Baylor, Byrd (1986). I’m in charge of celebrations. New York: Charles Scribner’s Sons.
Plot Description: The story is narrated by a girl living in the south-western desert. People think that she should get lonely out in the desert by herself, but she laughs at the idea. How could she be lonely when she is the one in charge of celebrations. The narrator goes on to explain that it is true, when they are incredulous. She describes how last year she made one hundred and eight celebrations and details the amazing things she witnessed and experienced. Not everything merits a celebration. She is picky about what she writes down in her book. The experience has to make her heart pound and be something she wants to remember all her life. She goes on to share some of her celebrations and what she does to commemorate them, saving the most important, New Year (which comes in spring) for last.
Quantitative Reading Level : Lexile Measure: 700L, ATOS Book Level: 3.9, Interest Level: Middle Grades (4-8), AR Points: 0.5

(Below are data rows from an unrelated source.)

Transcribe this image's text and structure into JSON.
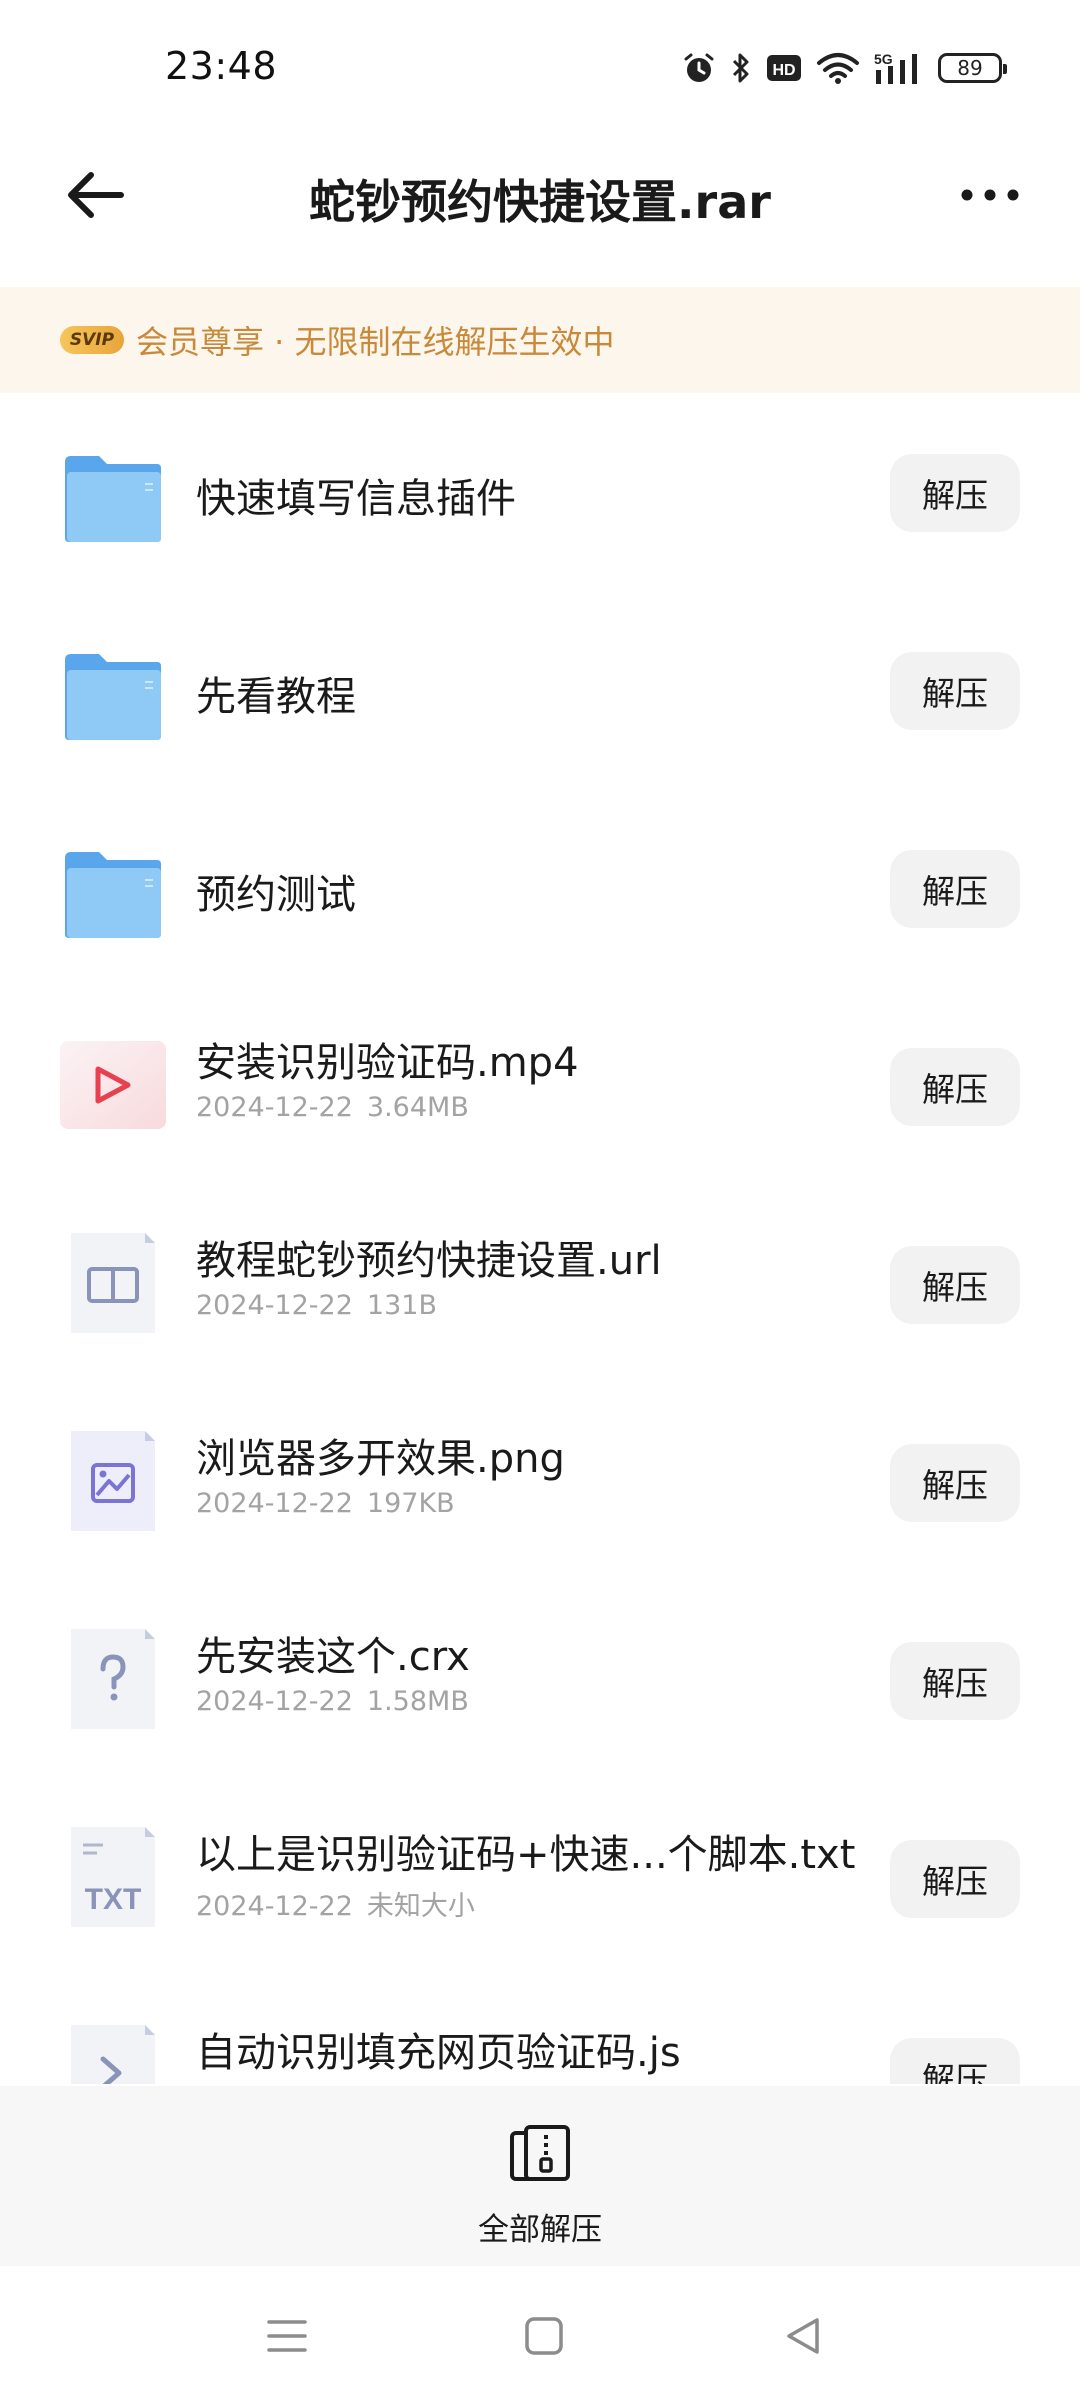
{
  "status_bar": {
    "time": "23:48",
    "icons": [
      "alarm-icon",
      "bluetooth-icon",
      "hd-icon",
      "wifi-icon",
      "5g-signal-icon",
      "battery-icon"
    ],
    "hd_label": "HD",
    "network_label": "5G",
    "battery_level": "89"
  },
  "header": {
    "title": "蛇钞预约快捷设置.rar",
    "back_icon": "arrow-left-icon",
    "more_icon": "more-dots-icon"
  },
  "vip_banner": {
    "badge": "SVIP",
    "text": "会员尊享 · 无限制在线解压生效中",
    "color": "#c88a3a"
  },
  "file_list": {
    "extract_label": "解压",
    "items": [
      {
        "name": "快速填写信息插件",
        "type": "folder",
        "icon": "folder-icon"
      },
      {
        "name": "先看教程",
        "type": "folder",
        "icon": "folder-icon"
      },
      {
        "name": "预约测试",
        "type": "folder",
        "icon": "folder-icon"
      },
      {
        "name": "安装识别验证码.mp4",
        "type": "video",
        "icon": "video-file-icon",
        "date": "2024-12-22",
        "size": "3.64MB"
      },
      {
        "name": "教程蛇钞预约快捷设置.url",
        "type": "url",
        "icon": "url-file-icon",
        "date": "2024-12-22",
        "size": "131B"
      },
      {
        "name": "浏览器多开效果.png",
        "type": "image",
        "icon": "image-file-icon",
        "date": "2024-12-22",
        "size": "197KB"
      },
      {
        "name": "先安装这个.crx",
        "type": "unknown",
        "icon": "unknown-file-icon",
        "date": "2024-12-22",
        "size": "1.58MB"
      },
      {
        "name": "以上是识别验证码+快速...个脚本.txt",
        "type": "txt",
        "icon": "txt-file-icon",
        "date": "2024-12-22",
        "size": "未知大小"
      },
      {
        "name": "自动识别填充网页验证码.js",
        "type": "script",
        "icon": "script-file-icon",
        "date": "",
        "size": ""
      }
    ]
  },
  "bottom_bar": {
    "extract_all_label": "全部解压",
    "extract_all_icon": "zip-archive-icon"
  },
  "nav_bar": {
    "items": [
      "menu-icon",
      "home-square-icon",
      "back-triangle-icon"
    ]
  },
  "colors": {
    "folder": "#6cb4f2",
    "video_accent": "#e94050",
    "banner_bg": "#fdf6ec",
    "button_bg": "#f2f2f2"
  }
}
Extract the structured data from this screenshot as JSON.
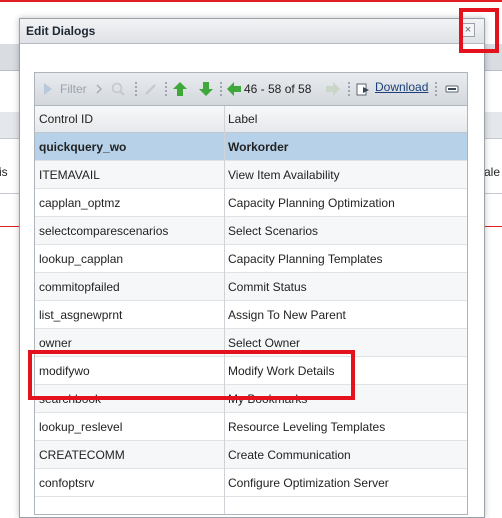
{
  "background": {
    "left_fragment": "is",
    "right_fragment": "ale"
  },
  "dialog": {
    "title": "Edit Dialogs",
    "close_label": "×"
  },
  "toolbar": {
    "filter_label": "Filter",
    "page_info": "46 - 58 of 58",
    "download_label": "Download"
  },
  "table": {
    "columns": [
      "Control ID",
      "Label"
    ],
    "rows": [
      {
        "id": "quickquery_wo",
        "label": "Workorder",
        "selected": true
      },
      {
        "id": "ITEMAVAIL",
        "label": "View Item Availability"
      },
      {
        "id": "capplan_optmz",
        "label": "Capacity Planning Optimization"
      },
      {
        "id": "selectcomparescenarios",
        "label": "Select Scenarios"
      },
      {
        "id": "lookup_capplan",
        "label": "Capacity Planning Templates"
      },
      {
        "id": "commitopfailed",
        "label": "Commit Status"
      },
      {
        "id": "list_asgnewprnt",
        "label": "Assign To New Parent"
      },
      {
        "id": "owner",
        "label": "Select Owner"
      },
      {
        "id": "modifywo",
        "label": "Modify Work Details"
      },
      {
        "id": "searchbook",
        "label": "My Bookmarks"
      },
      {
        "id": "lookup_reslevel",
        "label": "Resource Leveling Templates"
      },
      {
        "id": "CREATECOMM",
        "label": "Create Communication"
      },
      {
        "id": "confoptsrv",
        "label": "Configure Optimization Server"
      }
    ]
  },
  "colors": {
    "highlight": "#e4121d",
    "selected_row": "#b7d2e8"
  }
}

Qualitative Reading Analysis: The story is told by a first person narrator (a girl living in the desert). The text is written in prose and includes themes of nature and recognizing its value. It is laid out in the typical way students have seen poetry, with line breaks and stanzas. The tone is conversational, but at the same time seems lyrical, due to the layout of the text and the choices in line breaks. Organization is clear and the language is mostly contemporary and familiar, though it may seem a bit unfamiliar because of the poem like layout of the story. Illustrations are used to support meaning of text, but are not necessary for understanding. The book explores several themes, some of which are subtle. The events and experiences portrayed will likely be unfamiliar to students. However, some may be able to connect with the themes of nature or recognition and celebration of the wonder in seemingly simple occurrences.
Content Area: English, Literature
Content Area Standard: English Language Arts Standards: Writing
Text Types and Purposes: CCSS.ELA-Literacy.W.5.3 Write narratives to develop real or imagined experiences or events using effective technique, descriptive details, and clear event sequences.
CA CCSS Writing Standards K–5
Range of Writing 10. Write routinely over extended time frames (time for research, reflection, and revision) and shorter time frames (a single sitting or a day or two) for a range of discipline-specific tasks, purposes, and audiences
Curriculum Suggestions: Have students start their own journal to record the things worth celebrating that they encounter in their daily lives. Have students record words or phrases from the story that convey imagery to help them visualize the story. After a discussion of the senses have students make a list of the them and record words for each sensory category as they listen to the story.
Supporting Digital Content:
Character names/descriptions: The narrator is a girl who shares her special desert celebrations.
High interest annotation: Not everything merits a celebration. It has to be something that makes your heart pound and that you want to remember for the rest of your life.